NGC 5018 and environs. Classified as an elliptical galaxy, there’s clearly more going on with this odd object. Credit: ESO/Spavone et al.

NGC 5018 and environs. Classified as an elliptical galaxy, there’s clearly more going on with this odd object. Credit: ESO/Spavone et al.

Wow! That’s better.

So, how would you classify this object? Astronomers officially have it listed as an E3, a moderately elliptical galaxy (an E0 would be a sphere, and an E9 a very long cigar shape). But looking here I’d say it’s an E3/peculiar. There’s clearly a lot happening in this galaxy, making it far more than a simple elliptical in space minding its own business.

First, you can see it’s surrounded by a lot of shell-like structures centered pretty much on the galaxy’s core. Next, there’s that swooshy thing to the upper right. Then (though it’s tougher to see here, but is far more obvious in other images) there are dark dust lanes cutting across the galaxy’s heart.

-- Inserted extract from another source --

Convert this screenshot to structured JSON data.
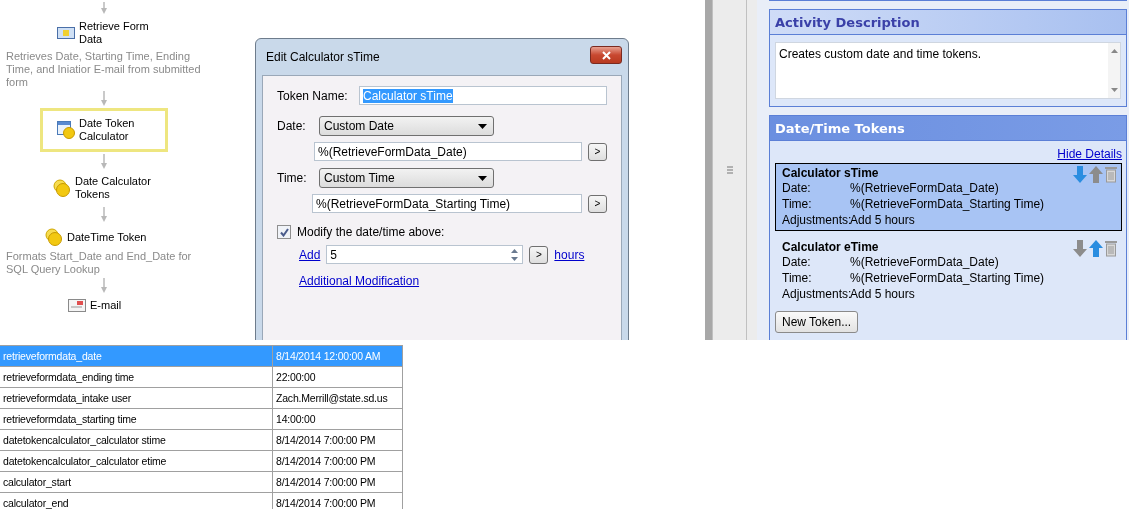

All three of these point to an inescapable conclusion: Sometime in the recent past, NGC 5018 ate another galaxy!

At first I wondered if maybe it had suffered a close pass by one, like maybe NGC 5022, the nearly edge-on spiral to the lower left. But the violence done unto NGC 5018 is large, and you’d need a pretty big tussle to create it. The fact that there are no large galaxies nearby makes it far more likely that there used to be two galaxies here, one big and one smaller, and they are in the process of merging.

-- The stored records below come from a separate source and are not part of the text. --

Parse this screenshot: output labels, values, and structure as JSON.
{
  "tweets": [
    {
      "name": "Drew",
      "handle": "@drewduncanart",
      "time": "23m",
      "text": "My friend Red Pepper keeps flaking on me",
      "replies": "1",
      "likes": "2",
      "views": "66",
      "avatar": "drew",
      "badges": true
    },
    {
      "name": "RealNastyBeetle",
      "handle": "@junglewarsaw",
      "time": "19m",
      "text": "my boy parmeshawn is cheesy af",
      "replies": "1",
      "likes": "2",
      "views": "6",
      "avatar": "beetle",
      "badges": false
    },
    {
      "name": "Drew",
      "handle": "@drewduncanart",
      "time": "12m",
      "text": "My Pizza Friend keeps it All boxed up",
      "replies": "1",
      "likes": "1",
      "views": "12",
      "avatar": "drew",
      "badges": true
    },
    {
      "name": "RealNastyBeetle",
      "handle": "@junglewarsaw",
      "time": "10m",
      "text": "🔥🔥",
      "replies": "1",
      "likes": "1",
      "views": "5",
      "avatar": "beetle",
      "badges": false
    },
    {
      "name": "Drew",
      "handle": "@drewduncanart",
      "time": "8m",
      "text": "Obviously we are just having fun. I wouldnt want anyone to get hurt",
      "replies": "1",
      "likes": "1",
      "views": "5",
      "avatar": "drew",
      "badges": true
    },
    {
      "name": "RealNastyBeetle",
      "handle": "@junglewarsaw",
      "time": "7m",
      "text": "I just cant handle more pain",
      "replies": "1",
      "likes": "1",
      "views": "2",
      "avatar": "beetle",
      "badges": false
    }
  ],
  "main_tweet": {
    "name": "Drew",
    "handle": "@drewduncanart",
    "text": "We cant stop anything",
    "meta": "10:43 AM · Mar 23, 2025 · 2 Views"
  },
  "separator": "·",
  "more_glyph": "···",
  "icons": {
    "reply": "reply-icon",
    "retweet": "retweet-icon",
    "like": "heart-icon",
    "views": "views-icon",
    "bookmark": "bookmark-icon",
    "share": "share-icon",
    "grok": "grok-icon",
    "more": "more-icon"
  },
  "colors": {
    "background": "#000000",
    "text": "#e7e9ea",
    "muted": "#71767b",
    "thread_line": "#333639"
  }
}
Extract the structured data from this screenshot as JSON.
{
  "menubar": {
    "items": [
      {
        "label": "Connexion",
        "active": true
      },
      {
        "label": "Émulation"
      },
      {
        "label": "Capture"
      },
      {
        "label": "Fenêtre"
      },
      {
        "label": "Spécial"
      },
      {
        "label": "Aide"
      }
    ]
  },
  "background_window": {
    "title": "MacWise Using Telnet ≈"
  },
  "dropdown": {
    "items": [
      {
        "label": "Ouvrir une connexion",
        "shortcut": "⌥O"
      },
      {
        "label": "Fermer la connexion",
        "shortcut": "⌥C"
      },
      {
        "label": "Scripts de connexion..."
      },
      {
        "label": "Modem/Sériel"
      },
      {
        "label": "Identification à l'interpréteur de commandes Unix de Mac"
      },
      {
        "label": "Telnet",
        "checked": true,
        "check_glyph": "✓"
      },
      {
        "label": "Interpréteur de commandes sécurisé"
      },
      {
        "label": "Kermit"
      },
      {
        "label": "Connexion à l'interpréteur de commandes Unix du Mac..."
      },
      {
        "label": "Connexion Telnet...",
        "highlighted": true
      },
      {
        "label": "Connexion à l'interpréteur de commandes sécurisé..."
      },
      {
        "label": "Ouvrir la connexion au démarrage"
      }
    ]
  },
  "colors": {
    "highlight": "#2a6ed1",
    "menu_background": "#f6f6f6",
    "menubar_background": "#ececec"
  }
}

If the meal galaxy is big enough, an event like that hugely remakes the cannibal galaxy. The shells can be created as streams of stars from the smaller galaxy are flung out, torn off the meal by the gravity of the gourmand. The swoosh to the upper right is likely a “tidal tail, stars from the larger galaxy pulled off during the early times of the collision.  The dust lanes make sense too; elliptical galaxies are nearly devoid of this material, but spirals can have quite a bit, and this stuff would also be peeled off and form loops around the bigger galaxy’s center.

So, done and done, right? Case closed.

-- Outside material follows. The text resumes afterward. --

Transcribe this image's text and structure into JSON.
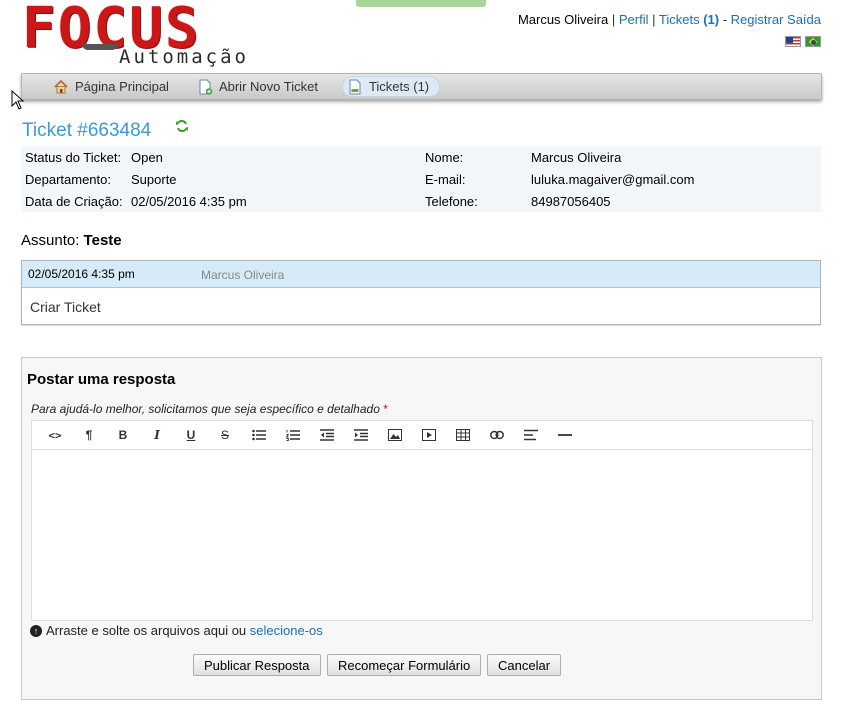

Except, yeah, not so much. Studies of NGC 5018 show some weird things.

Collisions like this tend to make lots of stars as gas from one galaxy slams into gas from the other, collapsing the clouds to form stars. There’s not much indication of that here. To be fair, ellipticals tend not to have much gas, so maybe that diminished star formation. But all that stirred-up dust indicates the smaller galaxy must have had plenty of gas (they tend to go together). So the lack of new stars is puzzling.

Also, collisions like this usually take a couple of hundred million years to settle down, so it looks like we’re maybe past the halfway mark here but still a ways from the final product (probably a puffy, slightly bigger elliptical). But the color of the light coming from the stars indicates the vast majority of stars there are about 3 billion years old. That’s weird! This collision couldn’t have been that long ago; it would long since have died down.

One way to explain this is that we’re seeing the aftermath of a more recent, second collision. NGC 5018 collided and merged with a big galaxy 3 or so billion years back, forming lots of stars at the time. Maybe that used up most of its raw material, so when this second collision started with a smaller galaxy, there wasn’t much there to make stars. Still, the pieces don’t quite hang together. There must be more going on.

It’s not clear what. There is gas outside the galaxy that is invisible to our eyes but which emits radio waves, and it can be seen to apparently connect to NGC 5022 to the left. Are they actually connected, or is that a chance superposition of radio emission? It’s hard to say. The two galaxies are at roughly the same distance from us, so they are actually physically close in space. But the connection could still be coincidence.

There are plenty of mysteries to go around in this weird and beautiful object. Poking around the literature I saw plenty of papers about it, many with different pieces of the puzzle, but to me it doesn’t look like we have a complete picture yet. This deep and wide VST image should help, but clearly we have a ways to go before this head-scratcher is understood.

I’m OK with that. I like a Universe that still has things to tell us. Once we know everything, well, then what’s left to discover?